7. A joint submission by Austria, Liechtenstein, Slovenia and Switzerland directly addressed the issue of extraterritoriality and noted that the right to privacy in the digital era is

under greater threat from abroad than from within a State.  This is inter alia due to the fact that States typically apply more stringent restrictions to domestic surveillance, interception and data collection, and that States generally simply collect more data abroad, especially in a national security context.

Rather than the state’s control of territory or even the person, the joint submission argues that what matters is the ability of the state to exercise effective control over “the protected value associated with that person.”  Thus, the rules governing the extraterritorial application of human rights obligations apply where states exercise “partial control, i.e. control over certain aspects of a person’s human rights.”  The joint submission also calls upon the Human Rights Committee to focus specifically on this issue by updating its General Comments no. 16 and 31 in order to translate the concepts and principles of effective control in the physical world into a standard of virtual control over the right to privacy and related rights in the digital world.  (This call was echoed in the Center for Democracy & Technology (CDT) submission). The text also calls upon the relevant special procedure mandate holders to jointly develop guidelines and best practices for ensuring the promotion and protection of the right to privacy in the digital age and particularly in the context of surveillance, interception, and the collection of personal data, including on a mass scale.

8. Amnesty International also focused its submission on the issue of extraterritoriality and the ICCPR.  Amnesty argued that when the conduct complained of by the state actually occurs within the confines of the state, even if the person affected happens to be outside the state, there is no need to consider the extraterritorial application of the ICCPR stricto sensu or even to parse Article 2(1).  Thus, in the context of privacy rights in the digital era, the actual surveillance (and thus breach) in many instances happens within the territorial state, even if the effects or impact on the individual are extraterritorial.  By this approach, the “extraterritorial” application of the ICCPR refers only to those interferences that both (a) occur outside of the state’s territory and (b) affect the enjoyment of rights outside of the territory.  Like the Austrian joint submission, Amnesty argues that what matters is the state’s effective control over the enjoyment of the right in question.  With respect to surveillance and privacy rights, the relevant state obligations are triggered when the state exercises effective control over the individual communication that is subject to surveillance or interference.   Control over the individual becomes relevant only once liberty and physical integrity rights are implicated.

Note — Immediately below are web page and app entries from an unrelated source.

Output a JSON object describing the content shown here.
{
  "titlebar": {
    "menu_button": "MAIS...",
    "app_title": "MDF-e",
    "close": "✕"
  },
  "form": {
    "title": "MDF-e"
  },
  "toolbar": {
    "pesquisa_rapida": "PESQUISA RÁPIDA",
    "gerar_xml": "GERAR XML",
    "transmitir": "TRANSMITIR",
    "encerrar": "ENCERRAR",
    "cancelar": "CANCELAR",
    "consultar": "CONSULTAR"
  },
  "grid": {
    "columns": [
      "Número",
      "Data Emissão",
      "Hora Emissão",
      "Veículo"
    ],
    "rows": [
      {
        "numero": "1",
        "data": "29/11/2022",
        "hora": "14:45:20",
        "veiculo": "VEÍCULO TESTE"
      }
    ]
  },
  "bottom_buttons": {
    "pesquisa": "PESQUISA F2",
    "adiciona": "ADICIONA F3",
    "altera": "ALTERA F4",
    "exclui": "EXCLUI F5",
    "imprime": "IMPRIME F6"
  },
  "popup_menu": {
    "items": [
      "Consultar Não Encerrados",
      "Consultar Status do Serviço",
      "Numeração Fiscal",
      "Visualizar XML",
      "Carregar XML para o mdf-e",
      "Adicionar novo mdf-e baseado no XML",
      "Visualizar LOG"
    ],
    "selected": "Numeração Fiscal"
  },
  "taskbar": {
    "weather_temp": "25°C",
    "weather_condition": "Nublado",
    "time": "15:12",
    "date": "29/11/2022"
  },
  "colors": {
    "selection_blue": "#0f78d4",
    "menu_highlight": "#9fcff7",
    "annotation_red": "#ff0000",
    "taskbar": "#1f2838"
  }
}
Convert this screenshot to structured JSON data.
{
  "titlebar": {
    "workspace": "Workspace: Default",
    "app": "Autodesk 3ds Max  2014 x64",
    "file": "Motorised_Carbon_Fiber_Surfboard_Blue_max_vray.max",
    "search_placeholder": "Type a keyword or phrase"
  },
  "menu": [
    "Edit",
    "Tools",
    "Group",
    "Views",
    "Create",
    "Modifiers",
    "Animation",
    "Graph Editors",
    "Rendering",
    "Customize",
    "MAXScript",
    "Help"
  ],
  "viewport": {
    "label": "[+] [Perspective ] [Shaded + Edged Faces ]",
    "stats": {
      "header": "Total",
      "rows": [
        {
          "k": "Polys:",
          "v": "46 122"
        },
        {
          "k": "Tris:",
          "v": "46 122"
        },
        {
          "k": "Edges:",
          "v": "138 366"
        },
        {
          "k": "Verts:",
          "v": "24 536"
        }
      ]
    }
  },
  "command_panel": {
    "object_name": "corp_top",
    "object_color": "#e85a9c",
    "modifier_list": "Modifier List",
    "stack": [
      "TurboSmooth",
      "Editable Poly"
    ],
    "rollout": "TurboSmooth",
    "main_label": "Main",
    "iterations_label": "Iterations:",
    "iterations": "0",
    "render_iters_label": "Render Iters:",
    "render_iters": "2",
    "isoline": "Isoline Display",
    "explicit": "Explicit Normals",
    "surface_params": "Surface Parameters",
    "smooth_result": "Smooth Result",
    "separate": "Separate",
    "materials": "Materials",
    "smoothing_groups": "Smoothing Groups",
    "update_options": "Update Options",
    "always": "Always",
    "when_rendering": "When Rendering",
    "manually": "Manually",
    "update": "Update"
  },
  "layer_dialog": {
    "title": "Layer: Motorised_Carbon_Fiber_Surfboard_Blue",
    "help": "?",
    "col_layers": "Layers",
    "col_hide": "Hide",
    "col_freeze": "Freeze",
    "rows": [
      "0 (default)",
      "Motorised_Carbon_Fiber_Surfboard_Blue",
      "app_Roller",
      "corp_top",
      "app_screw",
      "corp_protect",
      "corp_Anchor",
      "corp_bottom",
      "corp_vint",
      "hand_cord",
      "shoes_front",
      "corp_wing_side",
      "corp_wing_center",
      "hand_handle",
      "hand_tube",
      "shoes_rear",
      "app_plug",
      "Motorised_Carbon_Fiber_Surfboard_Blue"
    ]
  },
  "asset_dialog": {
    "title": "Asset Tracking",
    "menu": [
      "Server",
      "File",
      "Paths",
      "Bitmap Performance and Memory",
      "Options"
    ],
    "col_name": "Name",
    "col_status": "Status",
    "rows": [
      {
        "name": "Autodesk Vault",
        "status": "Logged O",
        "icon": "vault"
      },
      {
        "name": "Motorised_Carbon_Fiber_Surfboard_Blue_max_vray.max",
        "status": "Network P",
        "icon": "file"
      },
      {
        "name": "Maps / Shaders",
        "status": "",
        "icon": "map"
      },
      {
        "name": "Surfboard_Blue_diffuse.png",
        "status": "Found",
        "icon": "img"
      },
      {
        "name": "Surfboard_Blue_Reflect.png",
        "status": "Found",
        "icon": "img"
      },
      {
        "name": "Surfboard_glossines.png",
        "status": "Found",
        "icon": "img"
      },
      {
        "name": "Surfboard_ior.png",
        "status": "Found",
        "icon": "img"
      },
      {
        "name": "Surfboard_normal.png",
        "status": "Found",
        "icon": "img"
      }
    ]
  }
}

9. Many submissions made a point of raising concerns about mass or bulk collection of communications data.  The CDT text states bluntly that:

Bulk collection of communications data is contrary to Article 17 of the ICCPR.

Article 17 reads:

1. No one shall be subjected to arbitrary or unlawful interference with his privacy, family, home or correspondence, nor to unlawful attacks on his honour and reputation.

2. Everyone has the right to the protection of the law against such interference or attacks.

CDT noted three trends driving the paradigm shift away from particularized or targeted monitoring in favor of systemic or bulk collection:

  1. The storage revolution and big data analytic capabilities;
  2. Globalized internet-based service providers whose networks are based in or traverse the United States in a way that grants a particular competitive advantage to the US government in terms of bulk collection;
  3. The sky-rocketing power of national security authorities in the face of terrorism fears.

The submissions so far offer an incredibly useful cache of data for folks interested in comparative work in this space.